TASK INPUT

== Segment start ==

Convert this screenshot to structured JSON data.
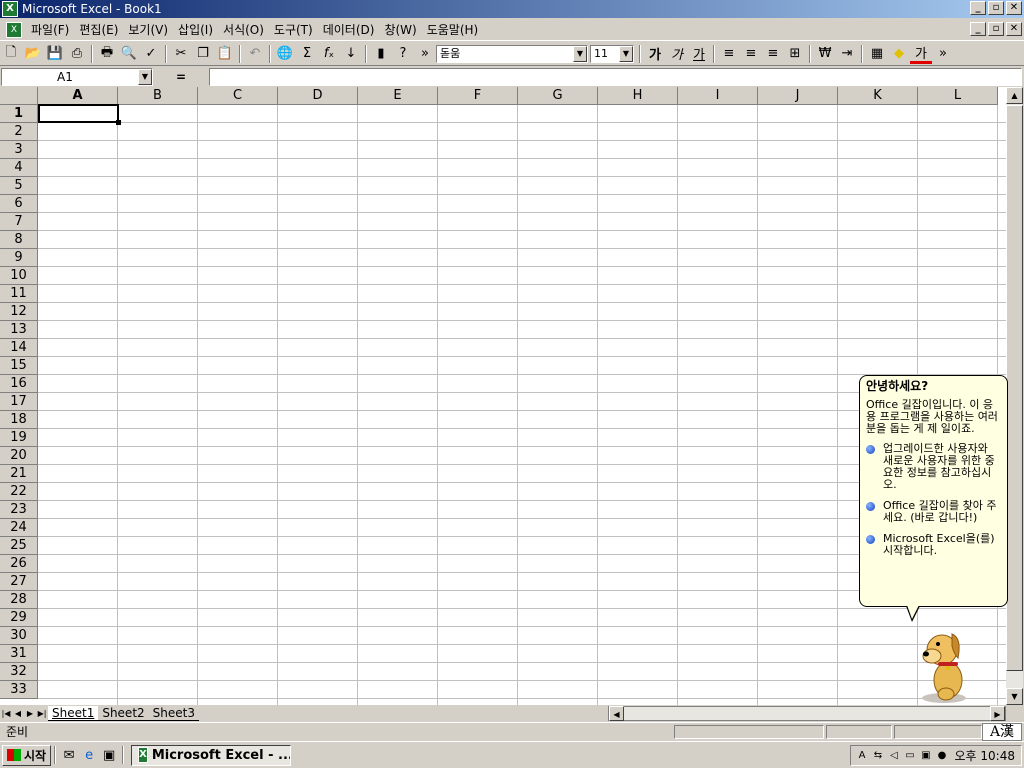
{
  "window": {
    "title": "Microsoft Excel - Book1"
  },
  "menu": [
    "파일(F)",
    "편집(E)",
    "보기(V)",
    "삽입(I)",
    "서식(O)",
    "도구(T)",
    "데이터(D)",
    "창(W)",
    "도움말(H)"
  ],
  "toolbar": {
    "font_name": "돋움",
    "font_size": "11",
    "bold": "가",
    "italic": "가",
    "underline": "가",
    "font_color_letter": "가"
  },
  "formula": {
    "name_box": "A1",
    "equals": "="
  },
  "columns": [
    "A",
    "B",
    "C",
    "D",
    "E",
    "F",
    "G",
    "H",
    "I",
    "J",
    "K",
    "L"
  ],
  "rows": [
    "1",
    "2",
    "3",
    "4",
    "5",
    "6",
    "7",
    "8",
    "9",
    "10",
    "11",
    "12",
    "13",
    "14",
    "15",
    "16",
    "17",
    "18",
    "19",
    "20",
    "21",
    "22",
    "23",
    "24",
    "25",
    "26",
    "27",
    "28",
    "29",
    "30",
    "31",
    "32",
    "33"
  ],
  "sheets": [
    "Sheet1",
    "Sheet2",
    "Sheet3"
  ],
  "status": {
    "text": "준비",
    "ime": "A漢"
  },
  "assistant": {
    "title": "안녕하세요?",
    "body": "Office 길잡이입니다. 이 응용 프로그램을 사용하는 여러분을 돕는 게 제 일이죠.",
    "options": [
      "업그레이드한 사용자와 새로운 사용자를 위한 중요한 정보를 참고하십시오.",
      "Office 길잡이를 찾아 주세요. (바로 갑니다!)",
      "Microsoft Excel을(를) 시작합니다."
    ]
  },
  "taskbar": {
    "start": "시작",
    "task": "Microsoft Excel - ...",
    "clock": "오후 10:48"
  },
  "colors": {
    "title_start": "#0a246a",
    "title_end": "#a6caf0",
    "balloon": "#ffffe1",
    "excel_green": "#1f7a33"
  }
}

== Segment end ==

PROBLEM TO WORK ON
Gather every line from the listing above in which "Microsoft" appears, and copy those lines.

OUTPUT
    "title": "Microsoft Excel - Book1"
      "Microsoft Excel을(를) 시작합니다."
    "task": "Microsoft Excel - ...",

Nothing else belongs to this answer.